The state of 2011 Great Plains crop and livestock production was all too apparent during a drive from the Texas Panhandle to north-central Nebraska late last week. Drought-stricken, heavily parched, non-producing land yielded to acre-after-acre of lush corn and soybeans ready to bust bins if perfect weather continues.

The drive by your eWheat editor, as sick of southern-plains century-mark temperatures as any, brought to life drought-illustrating weather maps seen all year that virtually split the country into a brown and green nation. As rivers and streams remained filled up north, wildfires flared up again in Oklahoma and Texas, destroying hundreds of rural and urban homes. The big storms, Irene and Lee, brought welcomed rainfall to many regions, but not without flooding many others.

Southern farmers and ranchers are ready to plant winter wheat. But lack of soil moisture will prevent it for many eager to get forage started for fall grazing in regions scraping to keep cattle herds intact and keep from paying astronomical prices for hay that’s flourishing in regions from northern Kansas on up.
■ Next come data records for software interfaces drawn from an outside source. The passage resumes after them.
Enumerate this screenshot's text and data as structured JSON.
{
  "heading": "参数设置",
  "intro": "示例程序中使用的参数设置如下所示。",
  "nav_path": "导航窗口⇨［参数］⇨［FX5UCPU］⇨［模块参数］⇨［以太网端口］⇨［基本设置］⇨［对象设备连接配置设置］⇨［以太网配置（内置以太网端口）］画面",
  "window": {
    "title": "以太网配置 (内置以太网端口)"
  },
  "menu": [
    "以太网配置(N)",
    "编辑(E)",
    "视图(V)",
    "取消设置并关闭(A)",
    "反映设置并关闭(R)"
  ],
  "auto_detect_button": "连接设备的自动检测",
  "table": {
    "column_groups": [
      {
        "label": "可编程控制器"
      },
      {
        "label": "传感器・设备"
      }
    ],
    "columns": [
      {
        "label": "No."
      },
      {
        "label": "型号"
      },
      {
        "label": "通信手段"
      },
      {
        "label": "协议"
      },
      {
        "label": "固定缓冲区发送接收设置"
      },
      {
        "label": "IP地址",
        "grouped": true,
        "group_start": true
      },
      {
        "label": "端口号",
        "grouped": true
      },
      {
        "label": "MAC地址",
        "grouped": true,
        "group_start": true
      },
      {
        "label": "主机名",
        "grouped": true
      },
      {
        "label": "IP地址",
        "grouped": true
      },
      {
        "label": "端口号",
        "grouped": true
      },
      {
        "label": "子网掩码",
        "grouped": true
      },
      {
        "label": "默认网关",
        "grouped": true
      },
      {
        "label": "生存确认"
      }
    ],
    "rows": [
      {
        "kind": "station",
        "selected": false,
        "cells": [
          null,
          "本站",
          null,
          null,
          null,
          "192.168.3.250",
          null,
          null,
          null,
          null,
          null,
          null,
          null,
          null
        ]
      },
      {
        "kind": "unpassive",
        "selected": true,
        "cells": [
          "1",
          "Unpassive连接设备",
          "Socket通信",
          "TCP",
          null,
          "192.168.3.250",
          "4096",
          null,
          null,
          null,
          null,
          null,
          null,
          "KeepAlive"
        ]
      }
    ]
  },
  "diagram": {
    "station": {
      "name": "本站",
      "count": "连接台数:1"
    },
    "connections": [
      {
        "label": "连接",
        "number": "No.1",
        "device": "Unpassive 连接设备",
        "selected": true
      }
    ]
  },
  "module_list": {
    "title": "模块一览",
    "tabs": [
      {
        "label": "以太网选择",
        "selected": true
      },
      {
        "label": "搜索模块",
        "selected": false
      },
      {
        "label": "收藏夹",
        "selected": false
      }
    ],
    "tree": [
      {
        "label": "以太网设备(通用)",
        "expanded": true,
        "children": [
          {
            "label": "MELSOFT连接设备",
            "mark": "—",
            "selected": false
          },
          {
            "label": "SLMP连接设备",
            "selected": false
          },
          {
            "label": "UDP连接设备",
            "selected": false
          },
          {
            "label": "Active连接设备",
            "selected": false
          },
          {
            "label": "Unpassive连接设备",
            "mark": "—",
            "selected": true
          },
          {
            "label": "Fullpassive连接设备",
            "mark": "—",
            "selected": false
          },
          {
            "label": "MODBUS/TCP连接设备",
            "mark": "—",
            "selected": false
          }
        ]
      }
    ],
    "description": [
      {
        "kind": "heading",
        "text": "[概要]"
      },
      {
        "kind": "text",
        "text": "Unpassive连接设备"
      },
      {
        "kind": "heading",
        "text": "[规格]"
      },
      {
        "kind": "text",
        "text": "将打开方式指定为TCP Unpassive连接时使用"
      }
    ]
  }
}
Meanwhile, strong wheat prices are providing early marketing opportunities for 2012 – if there is a crop to sell. It comes down to some sort of crop insurance or crop protection program, says Kim Anderson, Oklahoma State University Extension crop marketing specialist. “The single most important step in marketing 2012 wheat may be purchasing crop insurance,” Anderson says, noting that Oklahoma, Texas, the southern half of Kansas and southeastern Colorado are all suffering severe drought.

 “The long-term forecast indicates that the drought will continue. Crop insurance rates will not be available until about Sept. 15. The insured price will be the average of the Kansas City Board of Trade (KCBT) July wheat contract daily close for the Aug. 15 through Sept. 14 time period.

 “One note on prevented planting (under the federal farm program),” Anderson adds. “Word has it that USDA’s Risk Management Agency will not accept dry conditions as a reason for prevented planting. This implies that wheat must be ‘dusted-in’ by the final planting date.”

Spring wheat isn’t living up to expectations for some, says Mark Welch, Texas AgriLife Extension economist, noting that last week’s USDA Crop Progress reportshowed further declines in the spring wheat crop condition. “With harvest now about 50% complete, yields to this point have been disappointing, adding to price support for wheat,” he says.

Welch adds that globally, projected wheat supplies are on the rise, pointing out that the International Grains Council’s Grain Market Report shows another increase in 2011-2012 production. While projected use is still above production, that gap has been narrowing all summer. The projected world stocks-to-use ratio is still lower than last year’s 29.3%, but has risen from 27.3% to 28.2% over the last four months.

U.S. wheat exports are facing increased competition in world markets as evidenced by the export sales commitments in the 2011-2012 marketing year, Welch says. “In a normal year, a third of the yearly sales would be on the books by the end of August, this year it’s only 20%,” he says. “On average, over half of the sales for the year occur in the first four months.”

Anderson says “farmers everywhere in the world” react to high wheat prices by increasing planted acres. If the weather cooperates, wheat production for the 2012-2013 marketing year will be above average and 2012-2013 prices will be lower than current prices.

 “Hard red winter producers in the southern plains need to insure production and income first,” he says. “Because of yield uncertainty, price will probably not be a factor until a few months before harvest or when the wheat is in the bin.”

As cooler temperatures finally eased at least one part of the weather problem in the southern plains, farmers were at least more upbeat about chances for getting the next crop in the ground. Hopefully, rainfall will follow and bring production conditions back to normal, or at least what used to be normal.